Sole proprietors still have the ability to max out their RRSP contributions for the year and any unused RRSP room from previous years.
As the owner of an incorporated business, your advantages are far more significant, albeit you may realize this in your corporate tax return versus your personal tax return. Because business owners can defer taking income from their business, they may choose to leave income in the business in the form of retained earnings, or pay themselves a dividend through their business. The challenge will always be getting money from your business into your hands personally, in the most tax-efficient manner.
Here are some things that you may want to consider, but keep in mind that the information here will truly help you if you use it for long-term strategy.
Taking Salary and Bonuses
Many business owners will choose to take a smaller salary and, depending upon how business goes in any given year, issue bonuses or dividends. The advantage of getting paid a lesser salary is that you fall under a lower marginal tax rate. Business owners may choose not to take a bonus in a given year, and then give themselves a bonus on January 1.
You can’t avoid paying taxes, but you can choose when you’d like to pay them. The balancing act becomes how not to pay too much personal income tax, and managing how much corporate income tax you pay. Since the small business marginal tax rate is significantly less than most personal marginal tax rates, many business owners will leave money in their business instead of taking it as personal income.
Contributing Towards RRSPs or Starting Your Own Pension
Many individuals like to contribute to their RRSP. The amount they contribute will result in a reduction of their taxable income, and thus they pay less tax in any given tax year.
Business owners can choose to contribute to their RRSP, but there’s a better way for them to fund their retirement. Business owners have the ability to start a pension (Personal Pension Plan) through their business. This is a CRA approved vehicle that will allow business owners to contribute to their retirement, and it is fully paid for by their business. This means that the business owner doesn’t need to declare this amount as personal income, and the business can write this entire amount off as a business expense.
The pension is a business expense. It also allows you significantly greater contribution room than an RRSP. It is completely creditor protected (meaning no creditor can go after it). It also has some additional tax advantages that can allow you to claim for past service, and you can top up your pension and retire before 65 without impacting your pension amount.
This is a smarter option for business owners than simply contributing to their RRSP.
Spousal Support Payments
If you pay spousal support, you will be able to claim that amount as a tax credit against your personal income tax return.
Many spousal support agreements are revisited on an annual basis depending upon how much personal income you and your ex-spouse declare.

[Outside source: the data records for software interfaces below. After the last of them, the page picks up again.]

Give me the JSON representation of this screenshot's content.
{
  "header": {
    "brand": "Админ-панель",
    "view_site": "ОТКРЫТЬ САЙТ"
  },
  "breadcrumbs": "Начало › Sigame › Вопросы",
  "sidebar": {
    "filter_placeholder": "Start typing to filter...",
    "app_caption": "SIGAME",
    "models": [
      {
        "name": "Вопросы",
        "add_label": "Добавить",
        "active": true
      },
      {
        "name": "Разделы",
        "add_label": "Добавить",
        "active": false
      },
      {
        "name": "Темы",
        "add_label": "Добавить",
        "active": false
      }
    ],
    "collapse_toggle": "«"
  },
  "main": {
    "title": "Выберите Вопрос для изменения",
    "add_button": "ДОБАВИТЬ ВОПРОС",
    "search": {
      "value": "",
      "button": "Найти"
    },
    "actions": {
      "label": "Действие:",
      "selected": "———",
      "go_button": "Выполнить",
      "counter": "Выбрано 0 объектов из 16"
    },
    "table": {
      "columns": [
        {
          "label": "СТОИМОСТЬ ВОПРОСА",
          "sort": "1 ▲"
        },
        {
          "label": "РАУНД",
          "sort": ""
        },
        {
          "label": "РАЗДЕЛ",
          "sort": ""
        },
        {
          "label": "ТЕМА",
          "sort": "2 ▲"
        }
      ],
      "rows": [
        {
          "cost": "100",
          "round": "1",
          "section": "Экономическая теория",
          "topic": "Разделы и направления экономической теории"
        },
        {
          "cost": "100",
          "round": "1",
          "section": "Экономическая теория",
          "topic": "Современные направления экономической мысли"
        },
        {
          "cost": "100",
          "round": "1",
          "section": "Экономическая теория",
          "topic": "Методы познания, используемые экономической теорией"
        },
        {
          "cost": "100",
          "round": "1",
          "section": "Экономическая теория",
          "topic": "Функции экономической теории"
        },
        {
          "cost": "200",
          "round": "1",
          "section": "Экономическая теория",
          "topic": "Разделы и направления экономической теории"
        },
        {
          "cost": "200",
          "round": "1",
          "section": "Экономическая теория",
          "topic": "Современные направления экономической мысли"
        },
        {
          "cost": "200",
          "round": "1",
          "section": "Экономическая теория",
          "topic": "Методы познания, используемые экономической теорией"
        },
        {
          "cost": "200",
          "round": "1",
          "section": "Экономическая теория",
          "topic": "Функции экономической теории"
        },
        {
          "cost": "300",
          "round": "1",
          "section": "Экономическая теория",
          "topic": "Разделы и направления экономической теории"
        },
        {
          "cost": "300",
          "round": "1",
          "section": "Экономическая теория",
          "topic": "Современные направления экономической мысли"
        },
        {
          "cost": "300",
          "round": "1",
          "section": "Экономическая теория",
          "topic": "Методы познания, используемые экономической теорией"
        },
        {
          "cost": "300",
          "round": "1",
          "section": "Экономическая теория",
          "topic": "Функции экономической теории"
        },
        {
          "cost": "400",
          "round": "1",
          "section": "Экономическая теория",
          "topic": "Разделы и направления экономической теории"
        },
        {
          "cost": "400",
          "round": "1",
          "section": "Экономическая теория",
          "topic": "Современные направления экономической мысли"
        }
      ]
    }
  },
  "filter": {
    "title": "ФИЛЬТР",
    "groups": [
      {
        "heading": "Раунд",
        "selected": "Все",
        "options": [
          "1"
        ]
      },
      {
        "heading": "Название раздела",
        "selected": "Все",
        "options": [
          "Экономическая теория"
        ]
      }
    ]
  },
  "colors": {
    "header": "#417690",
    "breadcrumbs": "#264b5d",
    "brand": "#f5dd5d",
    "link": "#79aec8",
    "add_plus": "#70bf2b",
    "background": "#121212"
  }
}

In any given year, your annual income may change. This can reflect upon your child or spousal support obligation, positively or negatively.
This can relate to both incorporated and sole proprietorship business owners.
As a business owner, you can’t look at your personal income tax without looking in tandem with your corporate income tax. Businesses have good years and bad years, and the income of a business owner is directly related to this reality.
Regardless of your situation, it’s important to meet with a qualified accounting professional to ensure that you receive the most sound advice.